“In addition, lung cancer screening might also show if you have other conditions or diseases that need to be treated, like emphysema,” says Dr. Yalamanchili.

WHO CAN BENEFIT?

Anybody at high risk for lung cancer should consider screening. These factors increase your risk for lung cancer:

  • Smoking: People who smoke cigarettes are 15 to 30 times more likely to get lung cancer than nonsmokers. The more years a person smokes and the more cigarettes they smoke per day, the higher their risk. Other tobacco products, such as cigars or pipes, also increase lung cancer risk.
  • Secondhand smoke: Nonsmokers who are exposed to secondhand smoke at home or work increase their risk for lung cancer by 20 to 30 percent.
  • Environmental exposure: Exposure to radon, a naturally occurring odorless gas, is the second-leading cause of lung cancer. Exposure to substances found at some workplaces can also increase lung cancer risk, including asbestos, arsenic and diesel exhaust.
  • Family history: People with parents, siblings or children who have had lung cancer may have a higher risk for lung cancer.

If you have any of these factors, talk with your doctor to decide if screening is right for you.

ARE THERE RISKS?

During low-dose CT screening, patients are exposed to low levels of radiation. The radiation level is higher than a standard X-ray. “But it is much lower than a regular CT scan that one might have if they have symptoms of cancer,” says Dr. Yalamanchili. “Most individuals receive about the same amount of radiation as they do in six months in their natural environment.”

low-dose CT scans
Compared to traditional chest X-rays, low-dose CT scans are four times more likely to detect cancerous tumors and six times more likely to detect stage I cancers.

If you and your doctor agree that you may be a candidate for lung cancer screening, the next step is to schedule a meeting with UHS nurse navigator Jennifer Schecter, NP, to discuss the risks and benefits and address questions and concerns.

Another potential risk is financial — many patients are concerned about whether their insurance will cover the test. The good news is that for people who can benefit from the test, it’s often covered. Medicare covers lung cancer screening for people who meet criteria for being at high risk for lung cancer. Most private health insurance carriers have similar policies.

Before you schedule your test, a UHS nurse navigator will check with your insurance provider and get approval. For patients with no insurance, or insurance denials, a UHS financial advocate can connect you with any financial assistance programs you may be eligible for or set up a payment plan.

WHAT IF MY SCREENING FINDS LUNG CANCER?

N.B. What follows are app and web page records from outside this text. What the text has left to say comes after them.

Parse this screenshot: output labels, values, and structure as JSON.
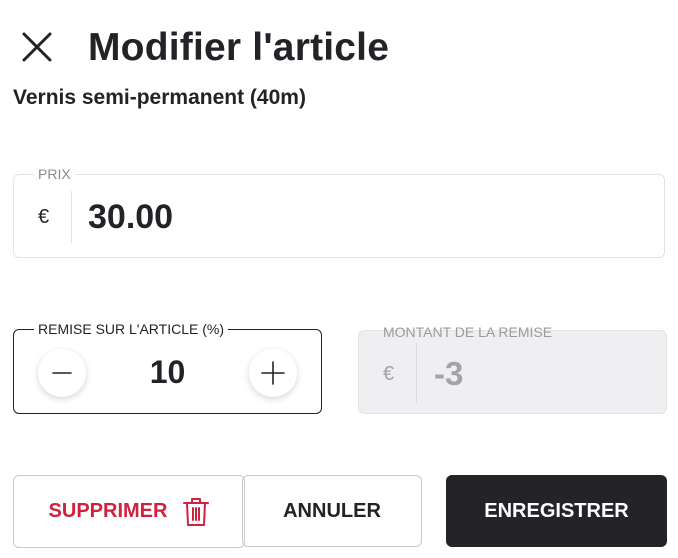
{
  "header": {
    "title": "Modifier l'article",
    "close_icon": "close-icon"
  },
  "item": {
    "name": "Vernis semi-permanent (40m)"
  },
  "price": {
    "label": "PRIX",
    "currency": "€",
    "value": "30.00"
  },
  "discount": {
    "label": "REMISE SUR L'ARTICLE (%)",
    "value": "10",
    "decrement_icon": "minus-icon",
    "increment_icon": "plus-icon"
  },
  "discount_amount": {
    "label": "MONTANT DE LA REMISE",
    "currency": "€",
    "value": "-3"
  },
  "actions": {
    "delete_label": "SUPPRIMER",
    "delete_icon": "trash-icon",
    "cancel_label": "ANNULER",
    "save_label": "ENREGISTRER"
  },
  "colors": {
    "danger": "#d0213f",
    "primary_dark": "#242428",
    "disabled_bg": "#efeff1"
  }
}
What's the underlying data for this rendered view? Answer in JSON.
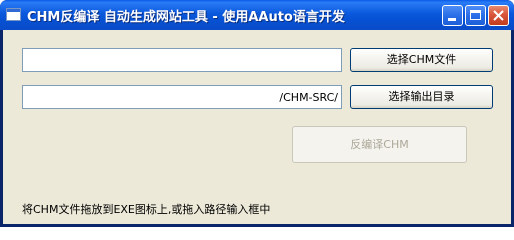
{
  "window": {
    "title": "CHM反编译 自动生成网站工具 - 使用AAuto语言开发",
    "icon": "app-window-icon"
  },
  "titlebar_buttons": {
    "minimize": "minimize-icon",
    "maximize": "maximize-icon",
    "close": "close-icon"
  },
  "form": {
    "chm_file_value": "",
    "output_dir_value": "/CHM-SRC/",
    "select_chm_label": "选择CHM文件",
    "select_output_label": "选择输出目录",
    "decompile_label": "反编译CHM",
    "decompile_enabled": false
  },
  "hint": {
    "text": "将CHM文件拖放到EXE图标上,或拖入路径输入框中"
  },
  "colors": {
    "titlebar": "#0a58dd",
    "client_bg": "#ece9d8",
    "close_button": "#c23b1f",
    "disabled_text": "#aca899"
  }
}
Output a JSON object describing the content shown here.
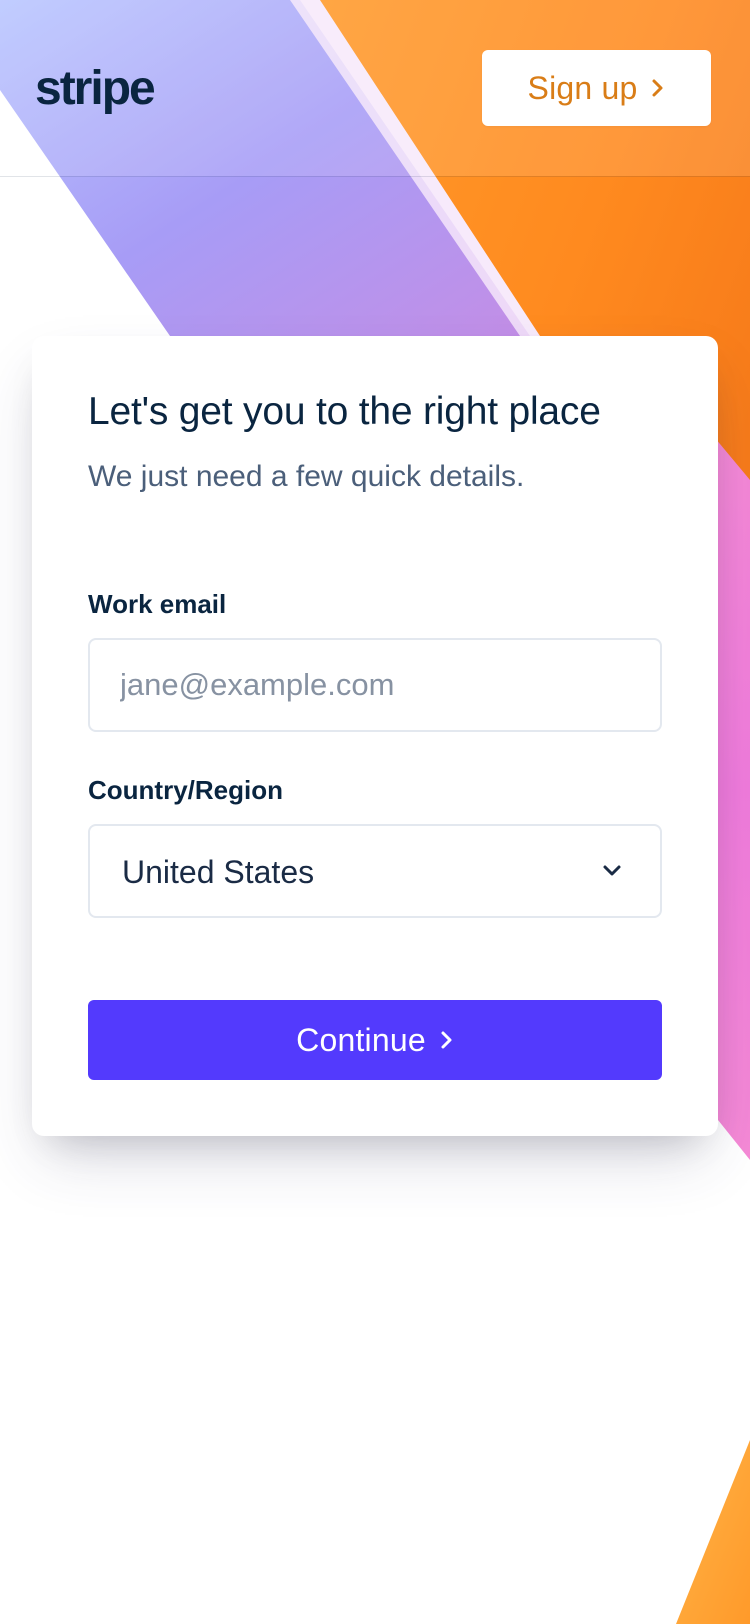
{
  "header": {
    "logo_text": "stripe",
    "signup_label": "Sign up"
  },
  "card": {
    "title": "Let's get you to the right place",
    "subtitle": "We just need a few quick details.",
    "email": {
      "label": "Work email",
      "value": "",
      "placeholder": "jane@example.com"
    },
    "country": {
      "label": "Country/Region",
      "selected": "United States"
    },
    "continue_label": "Continue"
  },
  "colors": {
    "brand_primary": "#533afd",
    "signup_text": "#d97d17",
    "heading": "#0a2540",
    "subtext": "#4b5f7a",
    "placeholder": "#8792a2"
  },
  "icons": {
    "signup_chevron": "chevron-right-icon",
    "select_chevron": "chevron-down-icon",
    "continue_chevron": "chevron-right-icon"
  }
}
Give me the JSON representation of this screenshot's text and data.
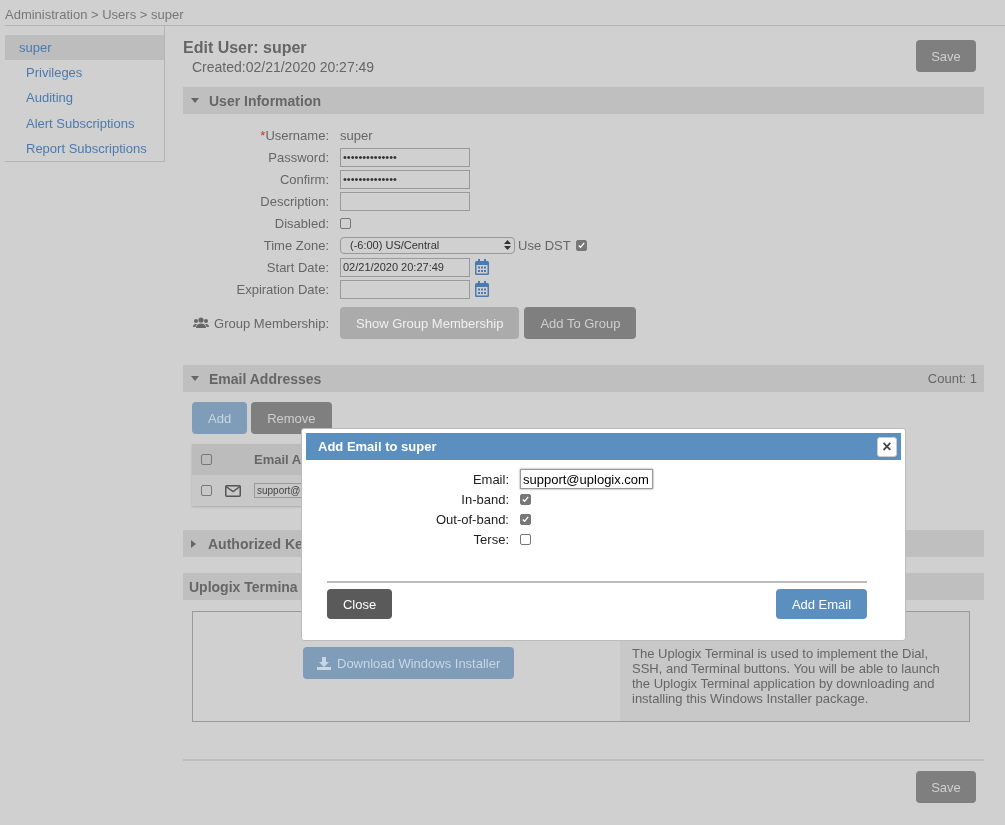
{
  "breadcrumb": "Administration > Users > super",
  "sidebar": {
    "items": [
      {
        "label": "super",
        "selected": true
      },
      {
        "label": "Privileges",
        "selected": false
      },
      {
        "label": "Auditing",
        "selected": false
      },
      {
        "label": "Alert Subscriptions",
        "selected": false
      },
      {
        "label": "Report Subscriptions",
        "selected": false
      }
    ]
  },
  "header": {
    "title": "Edit User: super",
    "created": "Created:02/21/2020 20:27:49",
    "save": "Save"
  },
  "user_information": {
    "title": "User Information",
    "expanded": true,
    "fields": [
      {
        "kind": "text",
        "label": "Username:",
        "required_mark": "*",
        "value": "super"
      },
      {
        "kind": "input",
        "label": "Password:",
        "value": "••••••••••••••"
      },
      {
        "kind": "input",
        "label": "Confirm:",
        "value": "••••••••••••••"
      },
      {
        "kind": "input",
        "label": "Description:"
      },
      {
        "kind": "checkbox",
        "label": "Disabled:",
        "checked": false
      },
      {
        "kind": "select",
        "label": "Time Zone:",
        "value": "(-6:00) US/Central",
        "extra_label": "Use DST",
        "extra_checked": true
      },
      {
        "kind": "date",
        "label": "Start Date:",
        "value": "02/21/2020 20:27:49"
      },
      {
        "kind": "date",
        "label": "Expiration Date:"
      },
      {
        "kind": "buttons",
        "label": "Group Membership:",
        "buttons": [
          {
            "label": "Show Group Membership",
            "disabled": true
          },
          {
            "label": "Add To Group",
            "disabled": false
          }
        ]
      }
    ]
  },
  "email_addresses": {
    "title": "Email Addresses",
    "expanded": true,
    "count": "Count: 1",
    "buttons": [
      "Add",
      "Remove"
    ],
    "table": {
      "select_all_checked": false,
      "columns": [
        "Email A"
      ],
      "rows": [
        {
          "checked": false,
          "email": "support@"
        }
      ]
    }
  },
  "authorized_keys": {
    "title": "Authorized Ke",
    "expanded": false
  },
  "uplogix_terminal": {
    "title": "Uplogix Termina",
    "download": "Download Windows Installer",
    "description": "The Uplogix Terminal is used to implement the Dial, SSH, and Terminal buttons. You will be able to launch the Uplogix Terminal application by downloading and installing this Windows Installer package."
  },
  "footer": {
    "save": "Save"
  },
  "dialog": {
    "title": "Add Email to super",
    "close_icon": "×",
    "email_label": "Email:",
    "email_value": "support@uplogix.com",
    "options": [
      {
        "label": "In-band:",
        "checked": true
      },
      {
        "label": "Out-of-band:",
        "checked": true
      },
      {
        "label": "Terse:",
        "checked": false
      }
    ],
    "close": "Close",
    "submit": "Add Email"
  }
}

It’s scary to think about cancer, but screening can increase survival and quality of life if you do have lung cancer. Studies have shown that people at high risk for lung cancer who get annual low-dose CT scans, rather than chest X-rays, can reduce their chance of dying from lung cancer by 20 percent. This is because low-dose CT scans catch cancers earlier, when they are easier to treat.

“Lung cancer caught early has a higher chance of a cure,” says Dr. Yalamanchili. “And survival rates are much higher when cancers are caught at a relatively smaller size.”

If you’re at high risk for lung cancer, knowing you’re doing everything you can to catch it early can bring peace of mind. 

The patient perspective: It’s worth it

Frank Martello, a 74-year-old Apalachin resident, has been a smoker for 50 years. This made him a great candidate for lung cancer screening, as Madhuri Yalamanchili, MD, told him during a visit for a separate health concern.

“I thought, why not check on it and see, and maybe if there were a problem, we’d be able to get ahead of the game,” says Mr. Martello.

He took Dr. Yalamanchili up on her advice and was relieved to receive cancer-free results in August of this year. “As it turned out, the results were great,” he says. “I’m so glad we did it.”

The experience has even motivated Mr. Martello to try to quit smoking. “I’m clean,” he says. “And it seems to me that there’s a good possibility that if I pursued a cessation program, I just might have a better chance to stay clean.”

 

ARE YOU A CANDIDATE? …
To learn if you’re a candidate for lung screening, call UHS Nurse Direct at 763-LUNG (5864).